Just an hour drive from Downtown Cairo, Dahshour is a must on your trip to Egypt – but there’s a lot more to see and do here than pyramid gazing.
Luckily, Dahshour is close enough to Downtown Cairo that no special travel arrangements need to be made. Stop a taxi (make sure the meter is running before you commit to a ride), or enter the destination into any of the well-known ride-sharing apps, and you shouldn’t have any problem. If you prefer a guided tour, your hotel or hostel should be able to recommend a number of guides and agencies that will include transportation in the total cost. Otherwise, a quick web search will reveal lots of packages you can book online.
Between lush agricultural land served by a network of streams and dazzling desert landscapes, it’s perhaps no surprise that this area was part of Ancient Egypt’s capital, Memphis. In fact, archaeologists and historians continue to unearth more of the ancient site and learn more about the area and the way of life during excavations. Today, farming continues to be the most popular profession in the area, and you’ll feel a fresh breeze as soon as you escape the noise and pollution of the city on your way here. Unfortunately, the rural community doesn’t offer food and beverage options, bar a few local coffeeshops – so pack a lunch, or make plans to visit one of the many traditional restaurants in neighbouring Giza or Sakkara.

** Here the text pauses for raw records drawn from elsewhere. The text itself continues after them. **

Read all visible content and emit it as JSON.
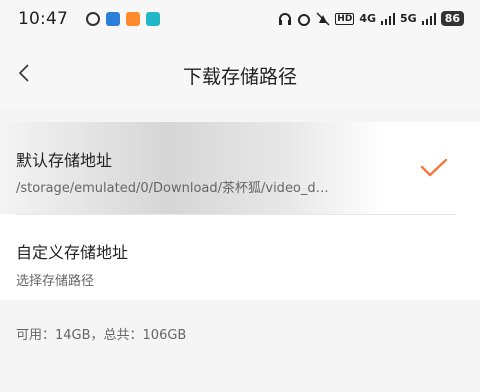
{
  "status_bar": {
    "time": "10:47",
    "signal_1": "4G",
    "signal_2": "5G",
    "battery": "86",
    "icons": [
      "alarm-icon",
      "mute-icon",
      "hd-icon"
    ],
    "app_icon_colors": [
      "#2b7fd8",
      "#ff8a2b",
      "#20b7c8"
    ]
  },
  "nav": {
    "title": "下载存储路径",
    "back_icon": "chevron-left-icon"
  },
  "options": [
    {
      "title": "默认存储地址",
      "subtitle": "/storage/emulated/0/Download/茶杯狐/video_d…",
      "selected": true
    },
    {
      "title": "自定义存储地址",
      "subtitle": "选择存储路径",
      "selected": false
    }
  ],
  "storage": {
    "text": "可用：14GB，总共：106GB"
  },
  "colors": {
    "accent": "#f2783c",
    "background": "#f5f5f5",
    "card": "#ffffff"
  }
}
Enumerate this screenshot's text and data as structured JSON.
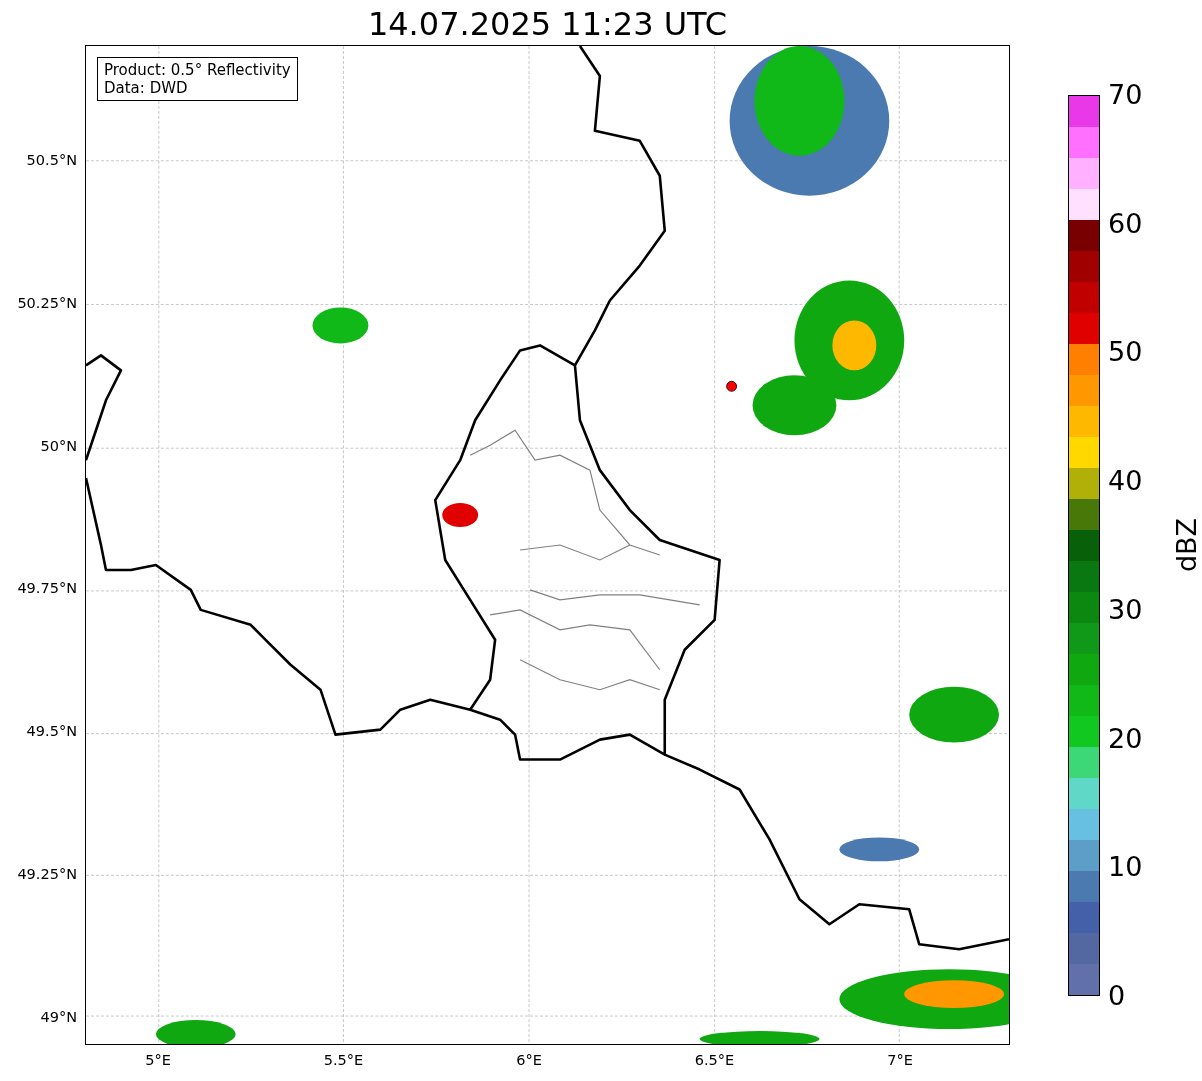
{
  "title": "14.07.2025 11:23 UTC",
  "map": {
    "legend": [
      "Product: 0.5° Reflectivity",
      "Data: DWD"
    ],
    "lat_labels": [
      "50.5°N",
      "50.25°N",
      "50°N",
      "49.75°N",
      "49.5°N",
      "49.25°N",
      "49°N"
    ],
    "lon_labels": [
      "5°E",
      "5.5°E",
      "6°E",
      "6.5°E",
      "7°E"
    ]
  },
  "colorbar": {
    "label": "dBZ",
    "ticks": [
      "70",
      "60",
      "50",
      "40",
      "30",
      "20",
      "10",
      "0"
    ],
    "bins": [
      {
        "color": "#e838e8"
      },
      {
        "color": "#ff70ff"
      },
      {
        "color": "#ffb0ff"
      },
      {
        "color": "#ffe0ff"
      },
      {
        "color": "#780000"
      },
      {
        "color": "#a00000"
      },
      {
        "color": "#c00000"
      },
      {
        "color": "#e00000"
      },
      {
        "color": "#ff8000"
      },
      {
        "color": "#ff9800"
      },
      {
        "color": "#ffb800"
      },
      {
        "color": "#ffd800"
      },
      {
        "color": "#b0b008"
      },
      {
        "color": "#487808"
      },
      {
        "color": "#086008"
      },
      {
        "color": "#0a7810"
      },
      {
        "color": "#0c8810"
      },
      {
        "color": "#109818"
      },
      {
        "color": "#10a810"
      },
      {
        "color": "#10b818"
      },
      {
        "color": "#10c820"
      },
      {
        "color": "#3cd878"
      },
      {
        "color": "#60d8c8"
      },
      {
        "color": "#68c0e0"
      },
      {
        "color": "#5c9ec8"
      },
      {
        "color": "#4a7ab0"
      },
      {
        "color": "#4460a8"
      },
      {
        "color": "#5368a0"
      },
      {
        "color": "#6170a8"
      }
    ]
  }
}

Constructed sometime between 2613 BCE and 2589 BCE, the iconic Bent Pyramid of Dahshour marks the Pharaohs’ first foray away from the stepped-pyramids (seen in the neighbouring Sakkara) and towards the smooth-edged constructions that the world would later see executed perfectly at the Great Pyramids of Giza. Though the mathematics of this structure would ultimately be proven erroneous, this trial is nonetheless a feat in engineering.
Following the aforementioned construction errors seen in the Bent Pyramid, then-King Sneferu ordered another trial – this time, considered successful; it is suspected (though not confirmed) to be the burial site of the ancient ruler. Made of a unique red-tinted limestone, the 105-metre-tall (345-foot) red pyramid is one of few in Egypt that you can actually enter. Inside, you’ll find two chambers and, though they are largely empty and devoid of decoration, the energy in the pyramid’s ancient core is said to be felt by many travellers.
Across the whole area, you’ll find tour guides offering horse and camel rides around Dahshour for a novel way to see the sights. Agree your price before you hop aboard your chosen mammal and do take care to choose the guides that appear to treat their animals with care.
This gorgeous, lush green area, known locally as Berket Dahshour, has been a wildlife-laden escape since ancient times. Visit in spring or autumn when the marshlands turn into lakes, and more than 30 species of birds, 40 types of mammals and scores of amphibians can be spotted there. Pack your picnic and binoculars for this one-of-a-kind experience.